Deeper into OpenCL

In this post, I hope to give a high level understanding of OpenCL and its workings

Setting it up


OpenCL is relatively easy to get up and running on your system.

  • For users: All you need, is the OpenCL runtime for your device! In case of Nvidia, this comes with the Nvidia drivers, while for Intel CPUs, this has to be manually installed by a package manager.

  • For developers: You will need the OpenCL library to link against, and the OpenCL headers as well, again easily available in your package manager.

Here’s a new perspective

OpenCL Platform Model

OpenCL presents a general interface to the developer, no matter what the device or the architecture.

Firstly, we have the host, which is responsible for all the book-keeping, and task scheduling on the OpenCL device.

Then, we have our OpenCL device, which is divided into a number of compute units. Each Compute Unit (CU) is further divided into a number of processing elements.

But what do these words actually mean?

Well, a Processing Element(PE) is a single unit, that is responsible for executing a single thread(also called a work item). Think of a single function being executed.

Each PE has its own private memory, not accessible by anyone, but this PE

A bunch of processing elements are grouped together to form a compute unit which, at a time, executes a single work group(grouping of many work items).

The CUs all share a global memory, accessible by anyone

So for a CPU, the maximum number of CU s is the number of CPU cores!

But why do you want work groups? Why not have work items only?

Well, having this grouping of work items, allows for a greater deal of complexity, because we can synchronize across items in a work group, have a local memory only for this work group, and more…

A complete walkthrough

OpenCL Execution Model

Let’s look at a typical workflow for an OpenCL program


First we need to check the currently available OpenCL platforms, which are basically implementations of OpenCL available on your system

For example, you can have both Intel OpenCL and POCL OpenCL for your i7 CPU.

Then from these platforms, you need to choose a device to execute on. OpenCL supports CPUs, GPUs, FPGAs, and all sorts of accelerators.


Once you have the platform and device you wish to use, you need to create an OpenCL context, which will handle everything for that particular platform and device.

Command Queue

Then, you have to create a command queue, which, as the name suggests, will store any commands(kernels) you queue for execution, and dispatch them in order(or even out of order if you like!).


After the command queue, you must compile the kernel source code(the api provides functions to do this), so that it can be executed later.

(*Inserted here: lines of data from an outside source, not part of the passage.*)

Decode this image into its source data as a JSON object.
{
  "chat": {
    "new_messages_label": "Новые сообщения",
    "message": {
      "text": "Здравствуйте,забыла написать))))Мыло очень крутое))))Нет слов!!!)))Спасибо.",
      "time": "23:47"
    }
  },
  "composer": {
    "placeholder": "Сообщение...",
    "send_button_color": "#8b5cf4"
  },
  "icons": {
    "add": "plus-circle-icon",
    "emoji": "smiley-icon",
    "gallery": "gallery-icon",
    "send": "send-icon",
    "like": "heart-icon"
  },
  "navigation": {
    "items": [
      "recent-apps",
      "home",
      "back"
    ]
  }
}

Finally, one of the most important parts of this entire process, is passing the input to the OpenCL device.

Now, initially the data is stored on your CPU RAM, which is unfortunately inaccessible to your GPU.

Therefore you need to copy the data to your GPU RAM, using the cl_mem interface that OpenCL provides.

However, if you know that the device being used is the same CPU, then this copy can be skipped, to save time, using the CL_MEM_USE_HOST_PTR flag while creating a cl_mem object.


At the end, you can use the command queue created earlier along with the cl_mem created previously to execute the compiled kernel on the device

Subsequently don’t forget to copy the output data back to CPU RAM, if the execution was done on GPU.

However, there’s still a ton of unexplained stuff like, β€œHow do you save the time wasted in copying data to the device?” or β€œCan you pass any data to the device? Even structs?”

We’ll explore OpenCL more in subsequent posts.